Unless you live in outer Uzbek, you are probably under a steady assault of Mother’s Day gift advertising. Despite this media onslaught, I’m not getting excited. With few exceptions, you can hardly find anything for moms today that hasn’t been pulled from a Dumpster and recycled, slapped with a “fair trade” label that cannot be removed under penalty of law, or made from “banana byproducts.”
I’ve seen tote bags advertised for Mom that have solar panels attached, as if we don’t have enough to schlep around. You call these gifts? Here’s a tip for those still shopping for that special mom in your life: I would not want to be on the receiving end of a dinner prepared by a woman who had just received a composting starter kit for Mother’s Day. Just sayin’.
Not only am I allergic to gifts with political agendas attached, but honestly, what gift could possibly come close to expressing thanks for the towering contributions of the Jewish mother? Think about it: Can you name any other group of mothers anywhere who are genetically wired to make a soup that doubles as penicillin? And don’t underestimate the soaring market value of a Jewish mother’s homemade chicken soup as co-payments for antibiotics begin to skyrocket. Why, I wouldn’t be surprised if a black market emerged for this wondrous invention, with a premium paid for batches that include fluffy matzoh balls. It makes me wonder why Jewish mothers collectively have been denied a Nobel Prize in medicine for our chicken soup alone.
However, you don’t have to be a Jewish mother to realize that raising kids takes so much effort that it keeps us too busy to have time to lobby for prizes on our own behalf, no matter how remarkable a job we have done. That’s okay, darlings, we’ll stay in Chicago or Queens or Phoenix and kvell from a distance when you collect your own Nobel Prizes in Oslo, which, by the way, you would not have won unless we had been on your case to do your homework. To all you Nobel Prize winners, I have this message on behalf of all of your mothers: You’re welcome.
In the last year, various flavor-of-the-month moms have had their days in the sun, each with her own style of parenting, ranging from the almost militaristic “Tiger Moms” to the laissez-faire French moms who reportedly don’t even hand out snacks between meals! (Maybe this is why those kids are rioting in the streets in Paris now.) It’s hard to get the balance right, and the darned thing is, the balance may be different for each kid you have! No wonder this is tough work.
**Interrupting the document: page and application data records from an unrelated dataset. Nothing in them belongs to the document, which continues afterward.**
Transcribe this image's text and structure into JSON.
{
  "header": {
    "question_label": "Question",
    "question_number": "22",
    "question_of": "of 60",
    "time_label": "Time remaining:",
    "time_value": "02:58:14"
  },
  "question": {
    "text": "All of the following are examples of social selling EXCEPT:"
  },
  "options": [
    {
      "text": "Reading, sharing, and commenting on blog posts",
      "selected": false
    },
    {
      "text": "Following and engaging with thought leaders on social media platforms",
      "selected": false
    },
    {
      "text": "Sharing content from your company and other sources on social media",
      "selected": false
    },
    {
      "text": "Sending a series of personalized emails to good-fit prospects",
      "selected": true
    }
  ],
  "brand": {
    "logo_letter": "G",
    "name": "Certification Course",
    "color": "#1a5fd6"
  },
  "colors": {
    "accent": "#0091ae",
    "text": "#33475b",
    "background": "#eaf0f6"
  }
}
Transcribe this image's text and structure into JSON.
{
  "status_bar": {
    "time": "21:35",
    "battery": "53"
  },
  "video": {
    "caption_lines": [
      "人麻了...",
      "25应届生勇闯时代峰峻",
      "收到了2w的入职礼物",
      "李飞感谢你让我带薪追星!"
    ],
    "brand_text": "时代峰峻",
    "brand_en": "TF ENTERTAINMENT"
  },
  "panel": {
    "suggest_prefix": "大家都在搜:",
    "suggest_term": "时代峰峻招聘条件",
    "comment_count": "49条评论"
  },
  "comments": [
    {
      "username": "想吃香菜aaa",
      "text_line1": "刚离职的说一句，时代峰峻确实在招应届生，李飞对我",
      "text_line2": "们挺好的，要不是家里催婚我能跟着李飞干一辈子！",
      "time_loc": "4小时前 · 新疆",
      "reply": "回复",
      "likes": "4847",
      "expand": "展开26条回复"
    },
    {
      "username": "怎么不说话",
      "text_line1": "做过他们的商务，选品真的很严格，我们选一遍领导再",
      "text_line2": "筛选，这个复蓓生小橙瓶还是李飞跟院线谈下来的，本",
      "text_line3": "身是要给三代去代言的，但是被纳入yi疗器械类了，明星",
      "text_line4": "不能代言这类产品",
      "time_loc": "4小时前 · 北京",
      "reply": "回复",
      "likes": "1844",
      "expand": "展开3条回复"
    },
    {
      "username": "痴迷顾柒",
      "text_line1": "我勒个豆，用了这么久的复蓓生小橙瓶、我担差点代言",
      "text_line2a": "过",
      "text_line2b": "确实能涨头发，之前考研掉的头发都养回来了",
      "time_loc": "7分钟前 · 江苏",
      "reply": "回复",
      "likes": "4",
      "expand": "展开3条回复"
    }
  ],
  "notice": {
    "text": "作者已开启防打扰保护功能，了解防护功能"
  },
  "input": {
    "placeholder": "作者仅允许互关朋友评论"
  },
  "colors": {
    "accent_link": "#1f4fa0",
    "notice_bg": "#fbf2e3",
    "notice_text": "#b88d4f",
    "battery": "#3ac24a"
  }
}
As for me, I’ve never cared as much about my kids’ academic and extracurricular achievements as much as I have cared about raising them to be mensches. This Yiddish word is bandied about frequently but is hard to translate succinctly. A mensch is someone of good and refined character. Someone who is kind and giving. Someone who is honest, and thinks of others before thinking of the self. Wouldn’t we all be better off if our kids saw that we valued menschiness even more than masters’ degrees?
Now, we mothers tend to have remarkable perspicacity. We know all kinds of things that you don’t think we know. Our radar whispers to us when you are dating someone we don’t approve of, frittering away hours on Facebook, and when you are about to step out into the elements without a sweater, even if it’s a nippy 72 degrees. Which is why we know what you are thinking right now: Okay, I got her a Dustbuster last year. How can I top that this year? To this agonizing question, I have a short-listed the best gifts for Mom that will prove you’re a real mensch. And as a bonus, none of these require the use of recycled banana peels.
1. Buy a sweater for yourself and show it to her, promising that you will always wear it if you go out in any inclement weather lower than 72 degrees.
2. If you are single and over 30, marry another mensch. If you do this, you won’t have to worry about gifts for Mom for the next 20 years.
3. Call her and ask her advice, even if you don’t really want it. You will add years to her life. Besides, could it hurt to ask?
4. If you have kids (and if you don’t, why not?) ask her for her recipe for chicken soup. It did wonders for you, didn’t it?
See? You don’t even need to spend a lot of money to please your mother on Mother’s Day. And if you resent the idea that this is a made-up, commercially exploited holiday, just play along. After all, if not for your mom making sure you did your homework, you would have never won 1st prize in that 7th-grade science experiment.
What do you want for Mother’s Day…really?